Tonight relaunches website to service post-paywall readers
October 30, 2013 | Chris Powell | Comments
Toronto’s free evening newspaper Tonight is attempting to boost readership with a completely revamped web site. The four-year-old publication is hoping to woo readers of traditional dailies who may have abandoned their online products following the introduction of pay-walls.
“The timing is not a coincidence,” said Tonight publisher and co-founder John Cameron of the recent launch of the four-year-old publication’s new TonightNews.ca platform.
Cameron said once readers of other online news sites max-out the number of articles they can view for free and hit the paywall, many refuse to pay for more. “When they start looking elsewhere, we want to be there to service that market.”
Cameron said that paywalls make sense for publications offering original reporting and in-depth insights, such as The Globe and Mail and Toronto Star, but noted that many people just want access to the day’s headlines without having to pay.
As a Canadian Press member, Tonight offers much of the same headline news content as its larger print brethren, said Cameron. The publication also has content agreements in place with the National Post (which supplies business news) and Sportsnet, while a team of approximately 10 freelancers and five full-time staff augment its local news coverage.
In development for eight months, the TonightNews.ca site has been completely rebuilt using responsive design from the Toronto-based mobile publishing platform Pressly. “Instead of building off a rotting foundation, we decided to start fresh,” said Cameron.
TonightNews.ca offers standard online ad units, as well as splash screens and takeover ads, but Cameron is particularly enthused about its video advertising. The unit has already proven popular with broadcaster advertisers looking to promote that evening’s prime time shows, he said.

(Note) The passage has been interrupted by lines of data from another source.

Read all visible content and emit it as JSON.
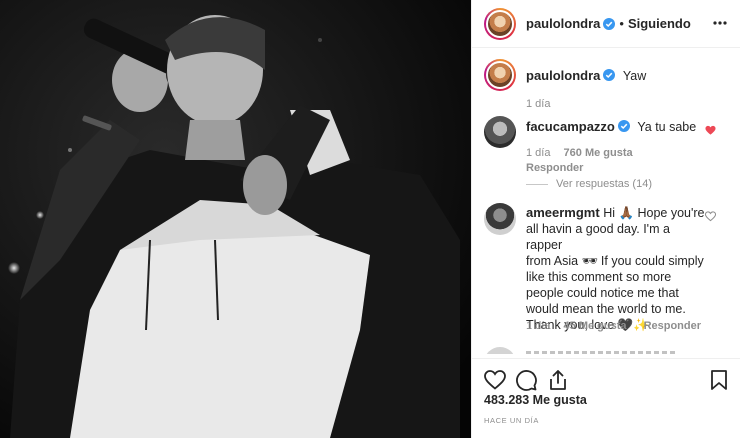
{
  "header": {
    "username": "paulolondra",
    "separator": "•",
    "follow_status": "Siguiendo",
    "more_icon": "more-horizontal-icon"
  },
  "caption": {
    "username": "paulolondra",
    "text": "Yaw",
    "time": "1 día"
  },
  "comments": [
    {
      "username": "facucampazzo",
      "text": "Ya tu sabe",
      "time": "1 día",
      "likes": "760 Me gusta",
      "reply": "Responder",
      "view_replies": "Ver respuestas (14)",
      "liked": true,
      "heart_color": "#ed4956"
    },
    {
      "username": "ameermgmt",
      "text_lines": [
        "Hi 🙏🏾 Hope you're",
        "all havin a good day. I'm a rapper",
        "from Asia 🕶 If you could simply",
        "like this comment so more",
        "people could notice me that",
        "would mean the world to me.",
        "Thank you, love 🖤✨"
      ],
      "time": "1 día",
      "likes": "45 Me gusta",
      "reply": "Responder",
      "liked": false
    }
  ],
  "actions": {
    "like_icon": "heart-icon",
    "comment_icon": "comment-icon",
    "share_icon": "share-icon",
    "save_icon": "bookmark-icon"
  },
  "likes_count": "483.283 Me gusta",
  "posted": "HACE UN DÍA",
  "colors": {
    "verified": "#3897f0",
    "liked_heart": "#ed4956",
    "secondary_text": "#8e8e8e"
  }
}
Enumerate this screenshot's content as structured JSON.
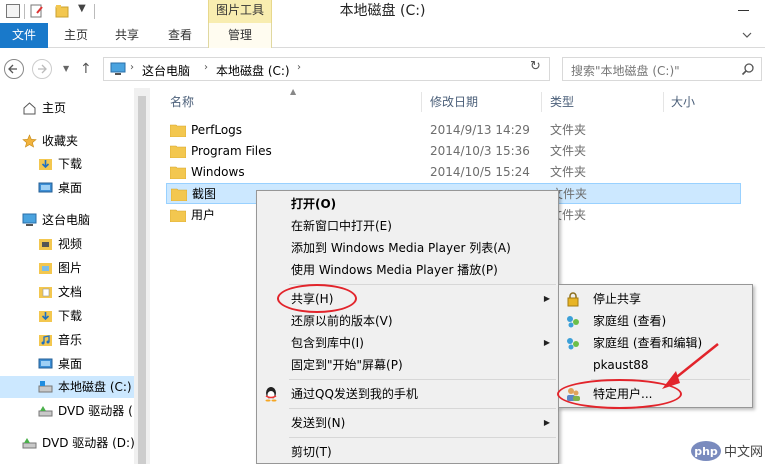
{
  "window": {
    "title": "本地磁盘 (C:)",
    "context_tab_title": "图片工具"
  },
  "ribbon": {
    "file_tab": "文件",
    "tabs": [
      "主页",
      "共享",
      "查看",
      "管理"
    ]
  },
  "address": {
    "crumbs": [
      "这台电脑",
      "本地磁盘 (C:)"
    ],
    "search_placeholder": "搜索\"本地磁盘 (C:)\""
  },
  "nav": {
    "items": [
      {
        "label": "主页",
        "icon": "home-icon"
      },
      {
        "label": "收藏夹",
        "icon": "star-icon"
      },
      {
        "label": "下载",
        "icon": "download-folder-icon"
      },
      {
        "label": "桌面",
        "icon": "desktop-icon"
      },
      {
        "label": "这台电脑",
        "icon": "computer-icon"
      },
      {
        "label": "视频",
        "icon": "video-folder-icon"
      },
      {
        "label": "图片",
        "icon": "pictures-folder-icon"
      },
      {
        "label": "文档",
        "icon": "documents-folder-icon"
      },
      {
        "label": "下载",
        "icon": "download-folder-icon"
      },
      {
        "label": "音乐",
        "icon": "music-folder-icon"
      },
      {
        "label": "桌面",
        "icon": "desktop-icon"
      },
      {
        "label": "本地磁盘 (C:)",
        "icon": "drive-icon"
      },
      {
        "label": "DVD 驱动器 (",
        "icon": "dvd-drive-icon"
      },
      {
        "label": "DVD 驱动器 (D:)",
        "icon": "dvd-drive-icon"
      }
    ]
  },
  "columns": {
    "name": "名称",
    "date": "修改日期",
    "type": "类型",
    "size": "大小"
  },
  "files": [
    {
      "name": "PerfLogs",
      "date": "2014/9/13 14:29",
      "type": "文件夹"
    },
    {
      "name": "Program Files",
      "date": "2014/10/3 15:36",
      "type": "文件夹"
    },
    {
      "name": "Windows",
      "date": "2014/10/5 15:24",
      "type": "文件夹"
    },
    {
      "name": "截图",
      "date": "",
      "type": "文件夹"
    },
    {
      "name": "用户",
      "date": "",
      "type": "文件夹"
    }
  ],
  "context_menu": {
    "items": [
      {
        "label": "打开(O)"
      },
      {
        "label": "在新窗口中打开(E)"
      },
      {
        "label": "添加到 Windows Media Player 列表(A)"
      },
      {
        "label": "使用 Windows Media Player 播放(P)"
      },
      {
        "label": "共享(H)",
        "submenu_arrow": "▶"
      },
      {
        "label": "还原以前的版本(V)"
      },
      {
        "label": "包含到库中(I)",
        "submenu_arrow": "▶"
      },
      {
        "label": "固定到\"开始\"屏幕(P)"
      },
      {
        "label": "通过QQ发送到我的手机"
      },
      {
        "label": "发送到(N)",
        "submenu_arrow": "▶"
      },
      {
        "label": "剪切(T)"
      }
    ]
  },
  "share_submenu": {
    "items": [
      {
        "label": "停止共享",
        "icon": "lock-icon"
      },
      {
        "label": "家庭组 (查看)",
        "icon": "homegroup-icon"
      },
      {
        "label": "家庭组 (查看和编辑)",
        "icon": "homegroup-icon"
      },
      {
        "label": "pkaust88",
        "icon": ""
      },
      {
        "label": "特定用户...",
        "icon": "users-icon"
      }
    ]
  },
  "watermark": {
    "text": "中文网",
    "logo": "php"
  },
  "colors": {
    "accent": "#1979ca",
    "selection": "#cce8ff",
    "annotation": "#e2242b"
  }
}
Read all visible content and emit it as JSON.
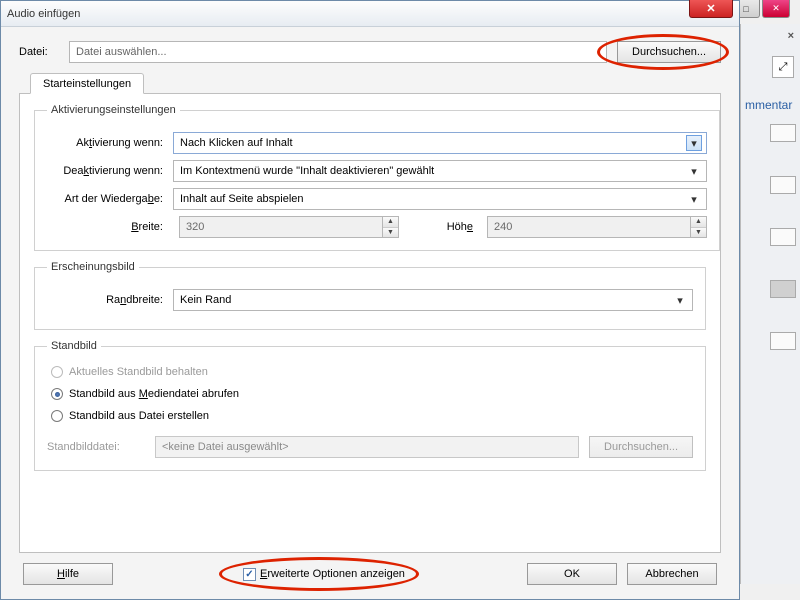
{
  "window": {
    "title": "Audio einfügen"
  },
  "file": {
    "label": "Datei:",
    "placeholder": "Datei auswählen...",
    "browse": "Durchsuchen..."
  },
  "tabs": {
    "start": "Starteinstellungen"
  },
  "activation": {
    "legend": "Aktivierungseinstellungen",
    "activate_label_pre": "Ak",
    "activate_label_u": "t",
    "activate_label_post": "ivierung wenn:",
    "activate_value": "Nach Klicken auf Inhalt",
    "deactivate_label_pre": "Dea",
    "deactivate_label_u": "k",
    "deactivate_label_post": "tivierung wenn:",
    "deactivate_value": "Im Kontextmenü wurde \"Inhalt deaktivieren\" gewählt",
    "playback_label_pre": "Art der Wiederga",
    "playback_label_u": "b",
    "playback_label_post": "e:",
    "playback_value": "Inhalt auf Seite abspielen",
    "width_label_u": "B",
    "width_label_post": "reite:",
    "width_value": "320",
    "height_label_pre": "Höh",
    "height_label_u": "e",
    "height_value": "240"
  },
  "appearance": {
    "legend": "Erscheinungsbild",
    "border_label_pre": "Ra",
    "border_label_u": "n",
    "border_label_post": "dbreite:",
    "border_value": "Kein Rand"
  },
  "still": {
    "legend": "Standbild",
    "keep": "Aktuelles Standbild behalten",
    "from_media_pre": "Standbild aus ",
    "from_media_u": "M",
    "from_media_post": "ediendatei abrufen",
    "from_file": "Standbild aus Datei erstellen",
    "file_label": "Standbilddatei:",
    "file_value": "<keine Datei ausgewählt>",
    "browse": "Durchsuchen..."
  },
  "footer": {
    "help_u": "H",
    "help_post": "ilfe",
    "adv_u": "E",
    "adv_post": "rweiterte Optionen anzeigen",
    "ok": "OK",
    "cancel": "Abbrechen"
  },
  "side": {
    "mmentar": "mmentar"
  }
}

“That’s where we’ve been paying for our investment,” said Cameron. “Video has been a real successful aspect for us from a revenue standpoint. It’s been a dramatic increase for us because of our cross-platform offering.”
Cameron said that TonightNews.ca’s video offering, which sources content from both Associated Press and Canadian Press, underscores the changing nature of the “newspaper” industry. “If you asked a newspaper 10 years ago if they’d be doing video, they would have said ‘That’s not our business.’ It needs to be if you consider yourself a content aggregator,” he said.
“When you’re a dominant force in the marketplace for over 100 years, that’s not the best industry to be in to quickly adjust to change,” Cameron added. “I think you need to move with the times and not consider yourself as a newspaper, but as a content provider.”
Print has actually become less of a focus for Tonight since it was acquired by Simcoe, Ont.-based Annex Business Publishing in January.
Adopting a strategy similar to U.S. publications such as the Times-Picayune in New Orleans, it scaled back its publishing schedule from five days a week to two (Tuesdays and Thursdays) shortly after it was acquired by Annex, with Cameron reasoning that some days – most notably Monday – don’t attract enough advertising to justify the cost of a press run.
Reader reaction was decidedly mixed when the change was first made, but Cameron’s previous role as a management consultant taught him the value of making changes quickly rather than incrementally. “You can’t do a slow drip,” he said. “You’ve got to rip off the band-aid and make the changes that are necessary.”
He said he has watched traditional publications maintain their print costs while simultaneously trying to layer in digital, with less than stellar results.
TonightNews.ca’s web traffic, meanwhile, has been growing by about 10% week-over-week since the formal re-launch earlier this month, and is now closing in on 100,000 page views per month said Cameron.
From an advertising standpoint, the site is proving popular with entertainment companies, particularly TV broadcasters, although financial services has been a growing category as more and more banks look to promote their mobile banking services.
Cameron said that a big part of the site’s success with readers and advertisers is the fact that two thirds of its traffic comes from GO Transit commuters who, unlike TTC users, have Internet access for the duration of their evening commute. “We’ve got the connection that makes it easy for them to respond to the ad,” he said. “It’s a factor of where they are when they’re reading.”